CAW – ‘We’re occupying to save our jobs’
OCTOBER 16 – A six-hour occupation of the Fabrication plant by 150 striking members of the Canadian Auto Workers (CAW), has stopped GM from trying to move equipment across the picket lines.
After picket lines went up two weeks ago, management tried unsuccessfully to remove 75 dies from the Fabrication plant so it could keep using them to manufacture components.
When striking members of CAW Local 222 refused to lift their lines so the machines could be moved, GM sought an injunction against the union.
But after only a few hours of having the plant occupied, the company backed down and agreed to abandon both plans for an injunction and plans to move out machinery.
“We’re occupying the plant to try and save our jobs” said Mike Shields, president of CAW Local 222.
The occupation came one day after GM announced a significant profit increase. World-wide, profits almost doubled for the period from July to the end of September, going from $642-million (U.S.) to $1.27-billion.
GM does not release quarterly figures for profits from its Canadian operations, but last year, GM Canada earned $1.39-billion (Canadian), a Canadian corporate record. 
“The workers on the picket line in Oshawa saw those [profit] numbers and they want us to stick to our guns more than ever,” said Shields.
The main issue in the dispute is outsourcing. GM wants to cut its costs by laying off thousands of unionized employees currently making auto parts, and instead contract out to non-union parts suppliers.
“This is the result of greediness. We have made too much money for them and this is how they repay us – by trying to get rid of our jobs,” said Ron Hulett from Local 1973 in Windsor.
The occupation of the Fabrication plant builds on the best traditions of the union movement. The sit-down strike was one of the great tactics used by auto workers and all other industrial unions in the battles of the 1930s.
The other tactic was solidarity, not letting one group stand and fight alone. A step in building this solidarity was taken on Thanksgiving Weekend.
Over 100 workers from Detroit, including members of the United Auto Workers and striking Detroit Free Press workers, joined the picket lines in Windsor and brought food for the strikers’ Thanksgiving dinners.
“We came to bring a message today that U.S. workers should be down with the CAW to bring GM around and to solve it,” said Pat Meyers of UAW Concerned. “We thought it was a significant message to send to Canadian workers today. The message is total support.”
“This is the membership of UAW unions and the American labor force coming over and showing their support,” said Bert Desjardins, CAW Local 1973. 

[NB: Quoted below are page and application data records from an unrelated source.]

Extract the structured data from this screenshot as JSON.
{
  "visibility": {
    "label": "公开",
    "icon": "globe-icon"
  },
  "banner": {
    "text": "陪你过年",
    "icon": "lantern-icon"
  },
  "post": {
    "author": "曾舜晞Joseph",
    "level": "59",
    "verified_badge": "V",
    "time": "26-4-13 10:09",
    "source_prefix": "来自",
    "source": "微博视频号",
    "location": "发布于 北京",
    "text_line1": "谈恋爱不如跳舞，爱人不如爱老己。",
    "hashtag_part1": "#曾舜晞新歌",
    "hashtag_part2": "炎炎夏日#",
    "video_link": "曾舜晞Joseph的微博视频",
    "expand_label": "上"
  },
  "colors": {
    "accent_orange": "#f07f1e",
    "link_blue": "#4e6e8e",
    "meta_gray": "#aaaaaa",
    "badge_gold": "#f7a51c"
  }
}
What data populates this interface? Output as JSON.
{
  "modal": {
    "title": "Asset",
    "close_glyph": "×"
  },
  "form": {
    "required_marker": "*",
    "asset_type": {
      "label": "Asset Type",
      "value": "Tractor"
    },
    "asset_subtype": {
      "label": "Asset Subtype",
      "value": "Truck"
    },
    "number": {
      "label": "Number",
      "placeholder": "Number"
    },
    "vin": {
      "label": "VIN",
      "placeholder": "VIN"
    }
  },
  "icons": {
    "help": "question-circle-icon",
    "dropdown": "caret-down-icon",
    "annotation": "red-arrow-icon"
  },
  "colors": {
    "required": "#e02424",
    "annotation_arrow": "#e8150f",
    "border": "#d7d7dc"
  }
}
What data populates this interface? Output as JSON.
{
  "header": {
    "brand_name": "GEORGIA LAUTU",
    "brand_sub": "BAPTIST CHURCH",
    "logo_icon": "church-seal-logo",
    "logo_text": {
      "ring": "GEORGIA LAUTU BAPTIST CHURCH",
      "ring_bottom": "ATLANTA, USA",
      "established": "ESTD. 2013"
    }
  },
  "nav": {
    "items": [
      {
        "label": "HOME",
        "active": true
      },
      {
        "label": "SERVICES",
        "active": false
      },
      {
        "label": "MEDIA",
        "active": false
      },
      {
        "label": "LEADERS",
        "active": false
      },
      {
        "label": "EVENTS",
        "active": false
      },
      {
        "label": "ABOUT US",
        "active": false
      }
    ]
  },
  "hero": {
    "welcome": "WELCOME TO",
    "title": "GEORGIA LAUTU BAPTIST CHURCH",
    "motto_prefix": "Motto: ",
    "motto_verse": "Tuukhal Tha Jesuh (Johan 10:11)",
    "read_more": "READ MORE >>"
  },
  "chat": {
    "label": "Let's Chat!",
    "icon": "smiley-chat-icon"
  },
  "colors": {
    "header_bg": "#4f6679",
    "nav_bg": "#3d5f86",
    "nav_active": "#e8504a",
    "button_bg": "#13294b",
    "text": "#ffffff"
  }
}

These workers deserve the support of everyone in the labour movement. If they can stop GM’s outsourcing plans, it will be a blow to the union-busting plans of employers everywhere.
Fax letters of support to 1-905-436-9515.
© 1996 Paul Kellogg. This work is licensed under a CC BY 4.0 license.
 Tony Van Alphen and Donovan Vincent, “Strikers Steaming over GM Profits,” Toronto Star, October 16, 1996.
 Quoted in Heather Greenwood, “U.S. Unions Offer Boost to Pickets in Windsor,” Toronto Star, October 15, 1996.